Learning Return on Investment: This type of ROI uses questions to check what new knowledge and skills have been learned as a result of coaching or mentoring in the organization.
Impact Return on Investment: This type of ROI is to enquire about how learned skills and knowledge have been deployed in behaviors and attitudes in the organization. What have staff done differently as a result of the training? This is usually assessed by gathering evidence from verbal or written, or opinions from staff members themselves.
Performance Return on Investment: This type of ROI aims to identify how the knowledge, skills and behaviors have been applied to improve performance in the staff member's job function performance. Quantitative evidence is normally sought to identify how much more or less of a thing has been successfully done. This is the beginning of being able to show where value has been added.
Financial Return on Investment: This type of ROI is used to produce a monetized calculation. This is the first really credible information you can offer the organization of the worth or value added.
Wider Contribution Return on Investment: This type of ROI measures the value of the contribution of the first five types of ROI to the wider personal and/or organizational situation.
Besides seeing problems from a different perspective than internal staff, BST provides a fresh viewpoint without being concerned about what your workers might think about.
Having special skills and knowledge, BST passes on that knowledge on to your organization. It is very important to stay abreast of advances and developments in technology.

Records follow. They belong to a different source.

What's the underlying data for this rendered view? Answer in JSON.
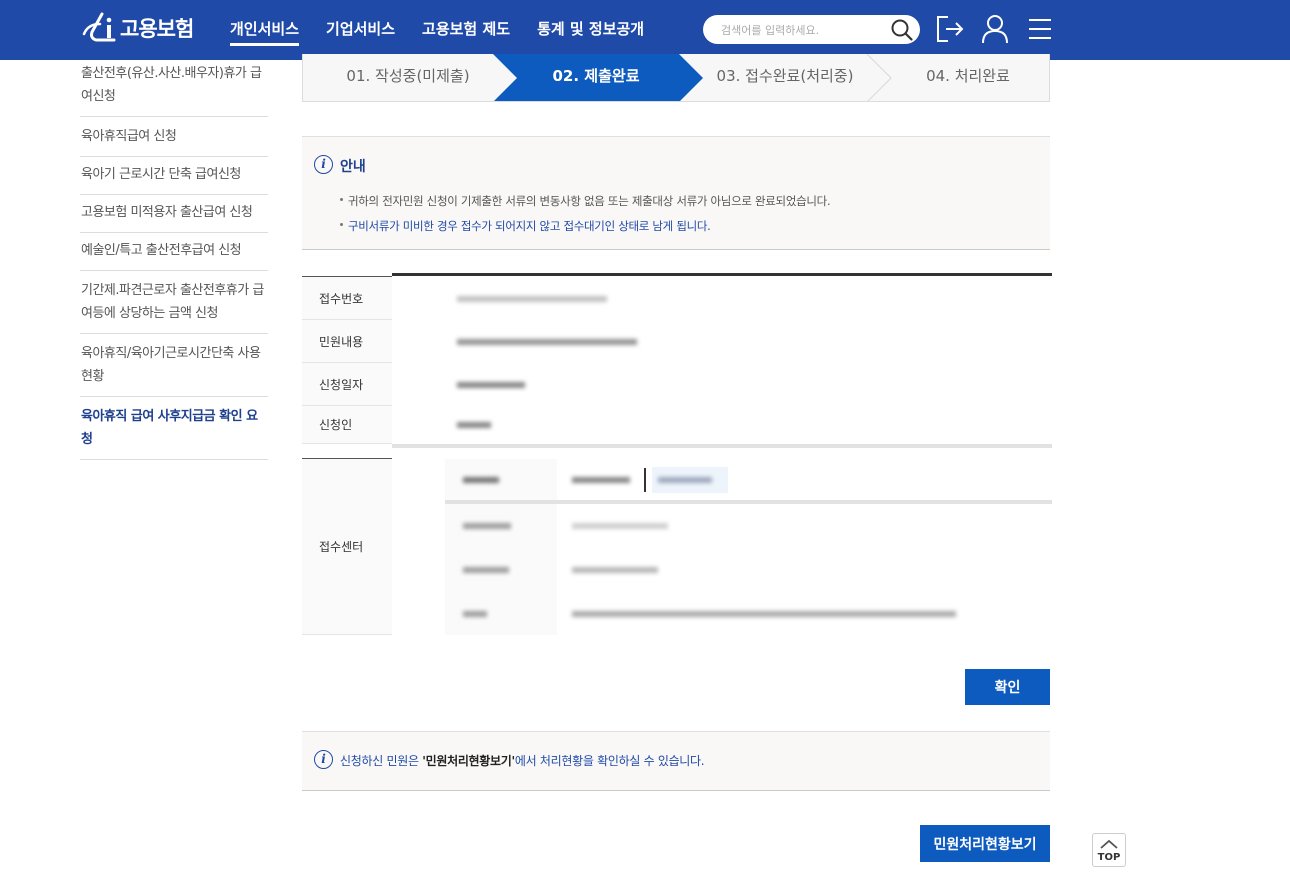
{
  "header": {
    "logo_text": "고용보험",
    "nav": [
      "개인서비스",
      "기업서비스",
      "고용보험 제도",
      "통계 및 정보공개"
    ],
    "active_nav": 0,
    "search_placeholder": "검색어를 입력하세요.",
    "colors": {
      "bar": "#1f4aa8",
      "accent": "#0e5bbf"
    }
  },
  "sidebar": {
    "items": [
      "출산전후(유산.사산.배우자)휴가 급여신청",
      "육아휴직급여 신청",
      "육아기 근로시간 단축 급여신청",
      "고용보험 미적용자 출산급여 신청",
      "예술인/특고 출산전후급여 신청",
      "기간제.파견근로자 출산전후휴가 급여등에 상당하는 금액 신청",
      "육아휴직/육아기근로시간단축 사용현황",
      "육아휴직 급여 사후지급금 확인 요청"
    ],
    "active_index": 7
  },
  "steps": [
    "01. 작성중(미제출)",
    "02. 제출완료",
    "03. 접수완료(처리중)",
    "04. 처리완료"
  ],
  "notice": {
    "title": "안내",
    "line1": "귀하의 전자민원 신청이 기제출한 서류의 변동사항 없음 또는 제출대상 서류가 아님으로 완료되었습니다.",
    "line2": "구비서류가 미비한 경우 접수가 되어지지 않고 접수대기인 상태로 남게 됩니다."
  },
  "table": {
    "labels": [
      "접수번호",
      "민원내용",
      "신청일자",
      "신청인",
      "접수센터"
    ]
  },
  "buttons": {
    "confirm": "확인",
    "status": "민원처리현황보기",
    "top": "TOP"
  },
  "bottom_notice": {
    "prefix": "신청하신 민원은 ",
    "bold": "'민원처리현황보기'",
    "suffix": "에서 처리현황을 확인하실 수 있습니다."
  }
}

Let's face it, no one wants to be the person who has to make the tough decisions in. BST is impartial to handling the unpleasant and tough tasks in any work environment.